"All diplomatic muscles are being flexed here in New York in an attempt to win support for a resolution that is put forward by Morocco in the Security Council... But it comes down to China and Russia who have both expressed concern over the resolution."
The diplomatic moves came at a time when, according to activists, the clashes between the opposition and security forces have become deadlier with at least 160 people killed in the past two days.
Fierce street battles were reported in many other suburbs of Damascus, where security forces were said to have pushed rebel fighters back from their positions in Douma, Saqba and Hamuriyeh.
An activist named Kamal, speaking to the Reuters news agency by telephone from the Al-Ghouta area on the eastern edge of the capital, said that security forces had re-occupied the suburbs.
"The Free Syrian Army has made a tactical withdrawal. Regime forces have re-occupied the suburbs and started making house-to-house arrests," he said. A spokesman for the Free Syrian Army appeared to confirm that account.
Gunbattles were also reported in the towns of Deraa and Bab Amr.
Meanwhile, state media said "terrorists" had blown up a gas pipeline in the central province of Homs near the border with Lebanon, causing a leak of about 460,000 cubic metres of gas.
Al Jazeera's Anita McNaught, reporting from neighbouring Turkey, said this was not the first attack on pipelines in Syria.
"There have been at least five previous attacks since the start of the uprising.

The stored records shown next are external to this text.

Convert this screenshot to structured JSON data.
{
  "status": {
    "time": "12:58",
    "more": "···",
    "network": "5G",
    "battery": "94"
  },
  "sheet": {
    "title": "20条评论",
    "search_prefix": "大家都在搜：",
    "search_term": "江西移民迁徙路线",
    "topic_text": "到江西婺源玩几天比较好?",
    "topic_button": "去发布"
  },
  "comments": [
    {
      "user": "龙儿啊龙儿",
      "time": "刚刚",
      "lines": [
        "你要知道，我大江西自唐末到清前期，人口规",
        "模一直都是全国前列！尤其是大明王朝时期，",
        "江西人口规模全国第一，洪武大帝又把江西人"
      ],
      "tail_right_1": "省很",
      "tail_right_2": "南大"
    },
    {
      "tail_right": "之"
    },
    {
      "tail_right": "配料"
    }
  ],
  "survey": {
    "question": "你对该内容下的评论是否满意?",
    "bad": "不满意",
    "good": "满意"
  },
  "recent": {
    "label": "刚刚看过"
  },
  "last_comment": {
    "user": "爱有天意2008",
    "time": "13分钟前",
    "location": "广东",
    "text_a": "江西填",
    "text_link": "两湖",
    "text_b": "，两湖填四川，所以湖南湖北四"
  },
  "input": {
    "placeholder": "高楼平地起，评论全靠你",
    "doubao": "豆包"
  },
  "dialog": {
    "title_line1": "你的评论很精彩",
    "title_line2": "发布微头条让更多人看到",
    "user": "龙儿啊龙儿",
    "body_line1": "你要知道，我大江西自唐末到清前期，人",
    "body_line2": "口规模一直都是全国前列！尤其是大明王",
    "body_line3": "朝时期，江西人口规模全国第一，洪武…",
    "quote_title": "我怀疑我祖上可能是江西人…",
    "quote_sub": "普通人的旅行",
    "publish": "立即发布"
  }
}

Damaging infrastructure is very much part of the strategy of the opposition forces. [...] It seems everything is in play now, perhaps even for either side."
Source: Al Jazeera and agencies